Tina’s last post had various commenters getting nostalgic for special moments from the Golden Age Of Social Blogging. Here’s another: remember when we were reluctant to link to the Sociology Shrine blog because every time we did, they would respond by deleting their blog entirely?
Anyway, we’re all older now, and the Shriners appear to have found a sufficiently stable identity that only occasionally involves referencing sociology blogs. So hopefully I will not send them down another self-erasing rabbit hole by mentioning them now. They have offered an opinion on the recent thread regarding tweeting-talks:
Given that [Jeremy] always seems to believe we have some sort of bone to pick with him – in fact, to the contrary, we adore him – we should be clear that we question only his reluctance to “take a stand” for the radical idea that those suffering from technology-induced A.D.D. might very well try to give someone or something their undivided attention for all of fifteen minutes.
[First, who doesn’t like being adored? Smooches, Shriners.]
But there seems to be a question in the air: if we are going to celebrate the fact that Twitter offers a permanent public record of discussion about a talk, and the talk in question is only 15 minutes, is it too much to ask that people wait until the end of the talk to start tweeting their opinions about it?
Eh, I get their point. But my failure to “take a stand” on this issue does not involve a lack of nerve. If Cyborgology used the free space on their alternative bingo card to propose another ASA dues increase, believe me, I’d speak out.

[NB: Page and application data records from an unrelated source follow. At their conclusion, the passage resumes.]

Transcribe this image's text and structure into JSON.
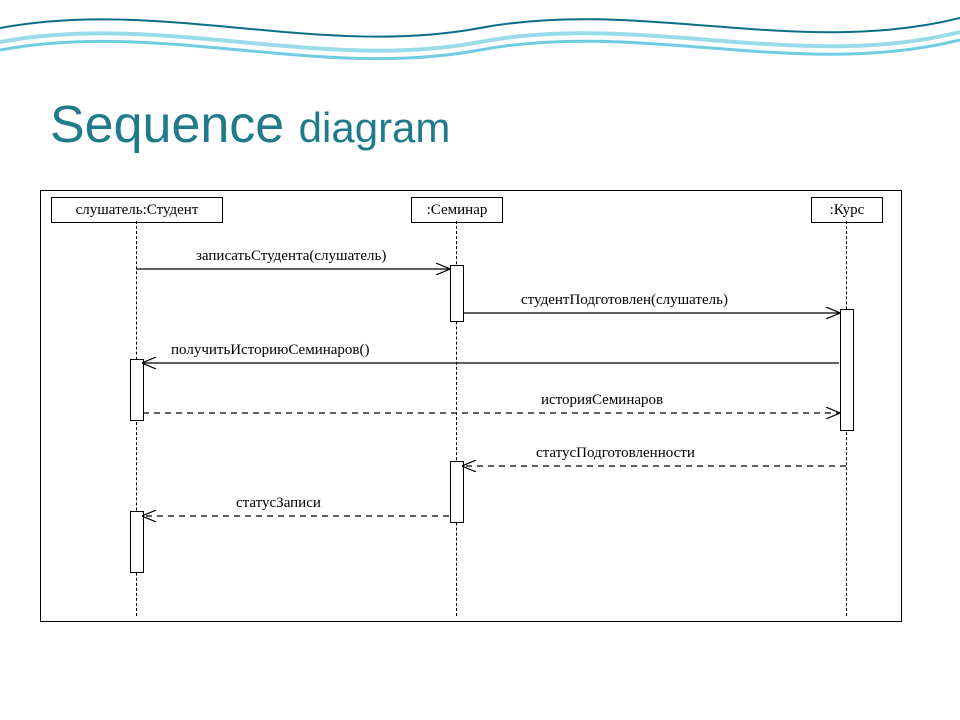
{
  "title_main": "Sequence",
  "title_sub": "diagram",
  "participants": {
    "student": "слушатель:Студент",
    "seminar": ":Семинар",
    "course": ":Курс"
  },
  "messages": {
    "m1": "записатьСтудента(слушатель)",
    "m2": "студентПодготовлен(слушатель)",
    "m3": "получитьИсториюСеминаров()",
    "m4": "историяСеминаров",
    "m5": "статусПодготовленности",
    "m6": "статусЗаписи"
  },
  "colors": {
    "title": "#1f7a8c",
    "wave_dark": "#0b6e87",
    "wave_light": "#6ecde0"
  }
}
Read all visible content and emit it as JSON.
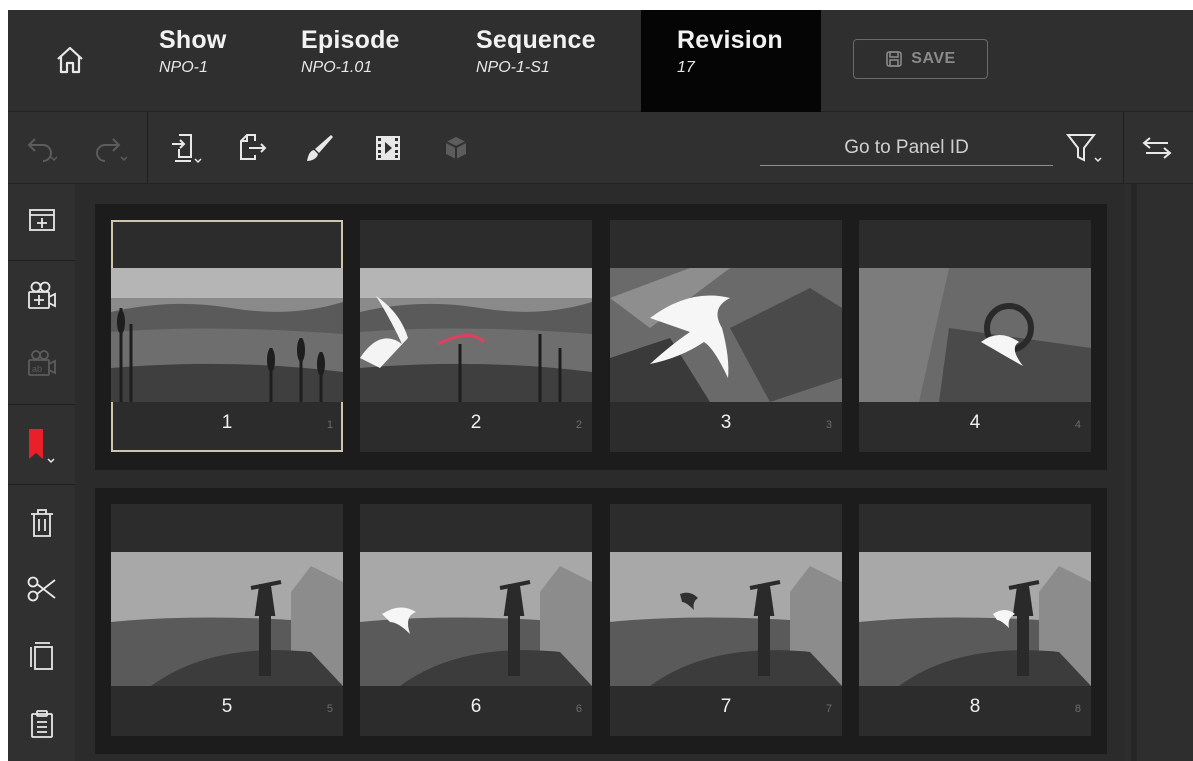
{
  "header": {
    "home_icon": "home-icon",
    "breadcrumbs": [
      {
        "label": "Show",
        "value": "NPO-1"
      },
      {
        "label": "Episode",
        "value": "NPO-1.01"
      },
      {
        "label": "Sequence",
        "value": "NPO-1-S1"
      },
      {
        "label": "Revision",
        "value": "17"
      }
    ],
    "save_label": "SAVE"
  },
  "toolbar": {
    "goto_placeholder": "Go to Panel ID",
    "icons": [
      "undo-icon",
      "redo-icon",
      "import-icon",
      "export-icon",
      "brush-icon",
      "film-icon",
      "cube-icon",
      "filter-icon",
      "swap-icon"
    ]
  },
  "sidebar": {
    "icons": [
      "add-panel-icon",
      "add-camera-icon",
      "camera-label-icon",
      "bookmark-icon",
      "trash-icon",
      "scissors-icon",
      "copy-icon",
      "paste-icon"
    ]
  },
  "colors": {
    "bookmark": "#e8202a",
    "selection": "#cdc6ad",
    "revision_bg": "#050505"
  },
  "panels": [
    {
      "number": "1",
      "index": "1",
      "selected": true
    },
    {
      "number": "2",
      "index": "2"
    },
    {
      "number": "3",
      "index": "3"
    },
    {
      "number": "4",
      "index": "4"
    },
    {
      "number": "5",
      "index": "5"
    },
    {
      "number": "6",
      "index": "6"
    },
    {
      "number": "7",
      "index": "7"
    },
    {
      "number": "8",
      "index": "8"
    }
  ]
}
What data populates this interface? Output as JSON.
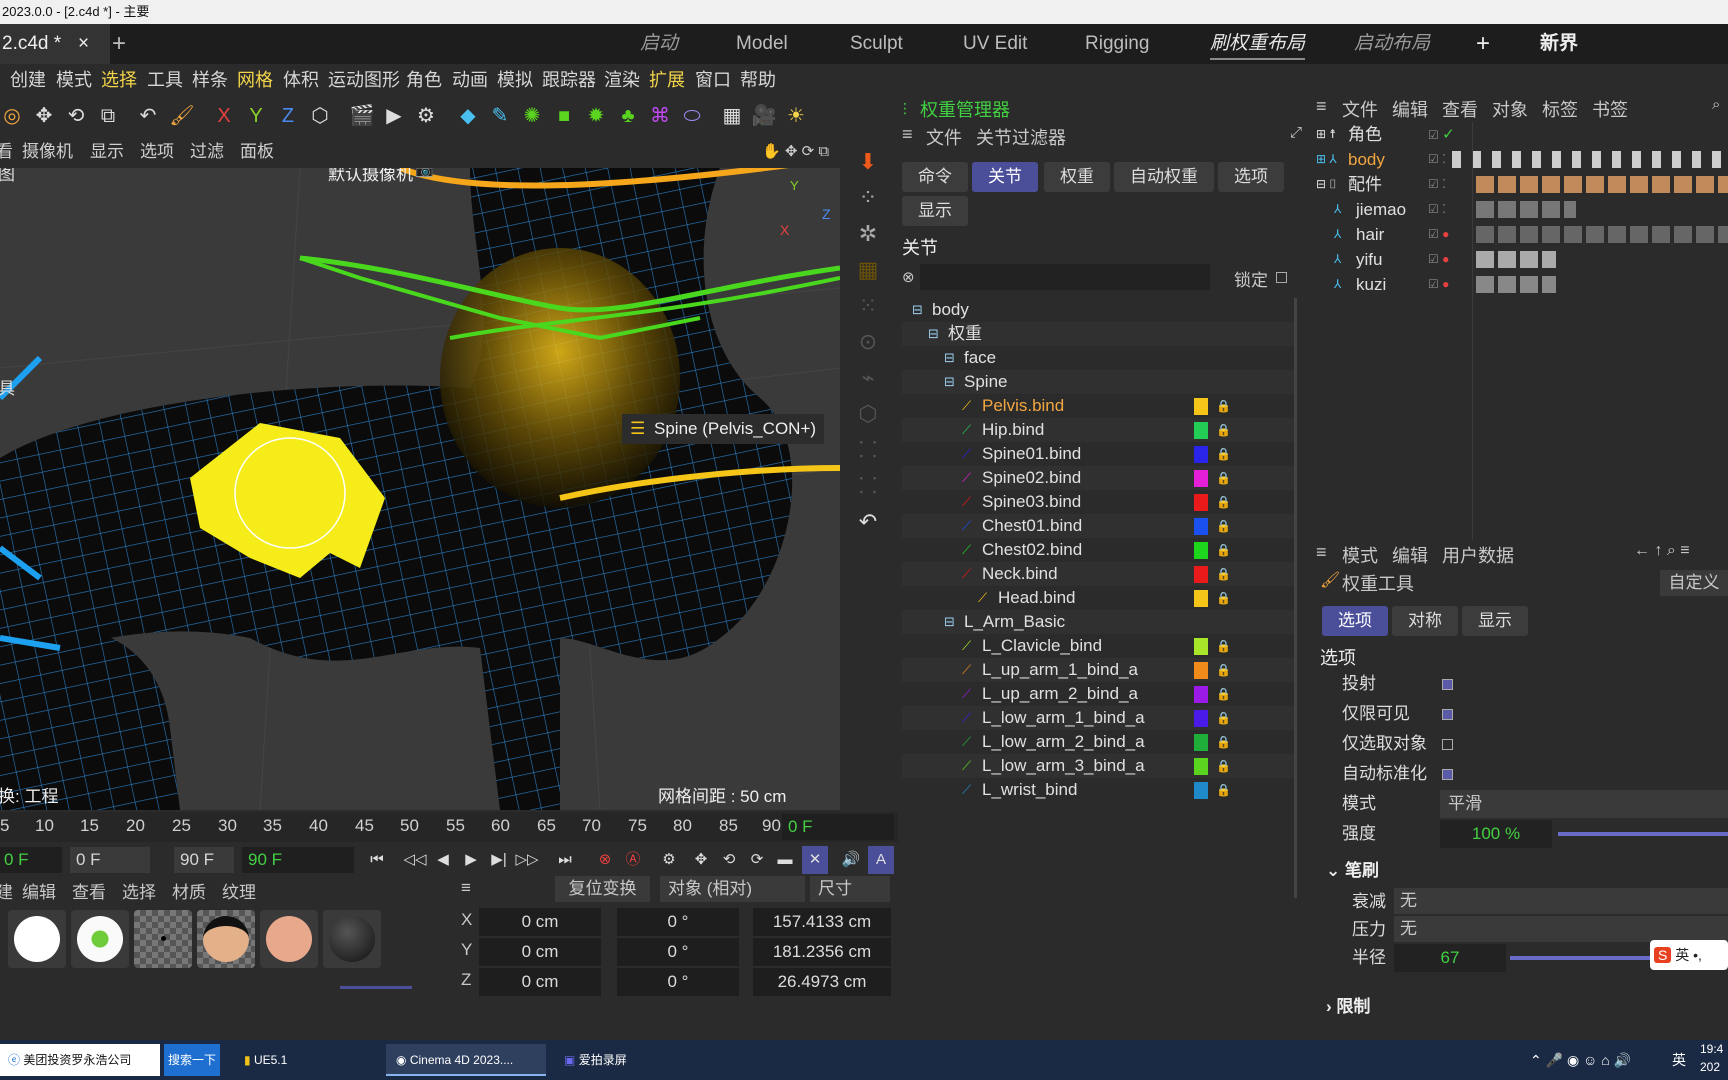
{
  "window": {
    "title": "2023.0.0 - [2.c4d *] - 主要"
  },
  "tabs": {
    "doc": "2.c4d *",
    "close": "×",
    "add": "+"
  },
  "layouts": [
    "启动",
    "Model",
    "Sculpt",
    "UV Edit",
    "Rigging",
    "刷权重布局",
    "启动布局",
    "+",
    "新界"
  ],
  "menu": [
    "创建",
    "模式",
    "选择",
    "工具",
    "样条",
    "网格",
    "体积",
    "运动图形",
    "角色",
    "动画",
    "模拟",
    "跟踪器",
    "渲染",
    "扩展",
    "窗口",
    "帮助"
  ],
  "viewport_menu": [
    "看",
    "摄像机",
    "显示",
    "选项",
    "过滤",
    "面板"
  ],
  "viewport": {
    "camera": "默认摄像机",
    "left_label": "图",
    "tool_label": "具",
    "tooltip": "Spine (Pelvis_CON+)",
    "bottom_left": "换: 工程",
    "grid": "网格间距 : 50 cm",
    "axes": [
      "Y",
      "Z",
      "X"
    ]
  },
  "timeline": {
    "ticks": [
      "5",
      "10",
      "15",
      "20",
      "25",
      "30",
      "35",
      "40",
      "45",
      "50",
      "55",
      "60",
      "65",
      "70",
      "75",
      "80",
      "85",
      "90"
    ],
    "current": "0 F"
  },
  "transport": {
    "start": "0 F",
    "min": "0 F",
    "max": "90 F",
    "end": "90 F"
  },
  "materials": {
    "menu": [
      "建",
      "编辑",
      "查看",
      "选择",
      "材质",
      "纹理"
    ]
  },
  "coords": {
    "reset": "复位变换",
    "mode": "对象 (相对)",
    "size": "尺寸",
    "axes": [
      "X",
      "Y",
      "Z"
    ],
    "pos": [
      "0 cm",
      "0 cm",
      "0 cm"
    ],
    "rot": [
      "0 °",
      "0 °",
      "0 °"
    ],
    "scale": [
      "157.4133 cm",
      "181.2356 cm",
      "26.4973 cm"
    ]
  },
  "weight_manager": {
    "title": "权重管理器",
    "menu": [
      "文件",
      "关节过滤器"
    ],
    "tabs": [
      "命令",
      "关节",
      "权重",
      "自动权重",
      "选项",
      "显示"
    ],
    "section": "关节",
    "lock": "锁定",
    "tree": [
      {
        "label": "body",
        "indent": 0,
        "color": null
      },
      {
        "label": "权重",
        "indent": 1,
        "color": null
      },
      {
        "label": "face",
        "indent": 2,
        "color": null
      },
      {
        "label": "Spine",
        "indent": 2,
        "color": null
      },
      {
        "label": "Pelvis.bind",
        "indent": 3,
        "color": "#f5c518",
        "sel": true
      },
      {
        "label": "Hip.bind",
        "indent": 3,
        "color": "#22cc55"
      },
      {
        "label": "Spine01.bind",
        "indent": 3,
        "color": "#2a23e8"
      },
      {
        "label": "Spine02.bind",
        "indent": 3,
        "color": "#e51ed8"
      },
      {
        "label": "Spine03.bind",
        "indent": 3,
        "color": "#e81a1a"
      },
      {
        "label": "Chest01.bind",
        "indent": 3,
        "color": "#1a4ff0"
      },
      {
        "label": "Chest02.bind",
        "indent": 3,
        "color": "#1ed51e"
      },
      {
        "label": "Neck.bind",
        "indent": 3,
        "color": "#e81a1a"
      },
      {
        "label": "Head.bind",
        "indent": 4,
        "color": "#f5c518"
      },
      {
        "label": "L_Arm_Basic",
        "indent": 2,
        "color": null
      },
      {
        "label": "L_Clavicle_bind",
        "indent": 3,
        "color": "#a8e62a"
      },
      {
        "label": "L_up_arm_1_bind_a",
        "indent": 3,
        "color": "#f08a1a"
      },
      {
        "label": "L_up_arm_2_bind_a",
        "indent": 3,
        "color": "#9b1ae8"
      },
      {
        "label": "L_low_arm_1_bind_a",
        "indent": 3,
        "color": "#4a1ae8"
      },
      {
        "label": "L_low_arm_2_bind_a",
        "indent": 3,
        "color": "#1fae3a"
      },
      {
        "label": "L_low_arm_3_bind_a",
        "indent": 3,
        "color": "#5ad41e"
      },
      {
        "label": "L_wrist_bind",
        "indent": 3,
        "color": "#1e8bc8"
      }
    ]
  },
  "objects": {
    "menu": [
      "文件",
      "编辑",
      "查看",
      "对象",
      "标签",
      "书签"
    ],
    "rows": [
      "角色",
      "body",
      "配件",
      "jiemao",
      "hair",
      "yifu",
      "kuzi"
    ]
  },
  "attributes": {
    "menu": [
      "模式",
      "编辑",
      "用户数据"
    ],
    "tool": "权重工具",
    "custom": "自定义",
    "tabs": [
      "选项",
      "对称",
      "显示"
    ],
    "section": "选项",
    "options": [
      "投射",
      "仅限可见",
      "仅选取对象",
      "自动标准化"
    ],
    "mode_label": "模式",
    "mode_value": "平滑",
    "strength_label": "强度",
    "strength_value": "100 %",
    "brush_section": "笔刷",
    "falloff_label": "衰减",
    "falloff_value": "无",
    "pressure_label": "压力",
    "pressure_value": "无",
    "radius_label": "半径",
    "radius_value": "67",
    "limit_section": "限制"
  },
  "taskbar": {
    "items": [
      "美团投资罗永浩公司",
      "搜索一下",
      "UE5.1",
      "Cinema 4D 2023....",
      "爱拍录屏"
    ],
    "clock": "19:4",
    "date": "202",
    "ime": "英"
  },
  "colors": {
    "accent": "#4b4f9a",
    "highlight": "#f2d44b",
    "green": "#42d042"
  }
}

Instead, I have a mixed set of feelings between (1) my strong belief that conversations about talks are a good thing–and public conversations are even better–and (2) my moderate incredulity about how useful superbrief public assessments launched in the middle of talks can actually be to anybody not in attendance. Maybe I could do a full read of #asa2011 and come up with a clearer view, but, well, skimming the distribution of tweets-per-person makes it seem like this phenomenon is presently confined to a relatively small number of people anyway. (Mathematical sociology aside: Not all that far from Zipf’s law, in fact.)
I’m more convinced that posting very brief comments during a talk improves the engagement of whatever people are in the room commenting to each other at the time than that it is especially instructive to people who are not there. I could be wrong, and, regardless, not like it does any harm. Plus, I’m sure that having these discussions be nonetheless public likely does lead them to be more civilized than whatever folks would be saying if they were just text-messaging each other.
In any case, it looks like the strong majority of people who were using Twitter during the meetings are not using it for this purpose. I wonder if use of the medium at sociology conferences will evolve to where there are separate hashtags for people who want to have conversations about specific session content and people who want to just use it to share broad or fun bits.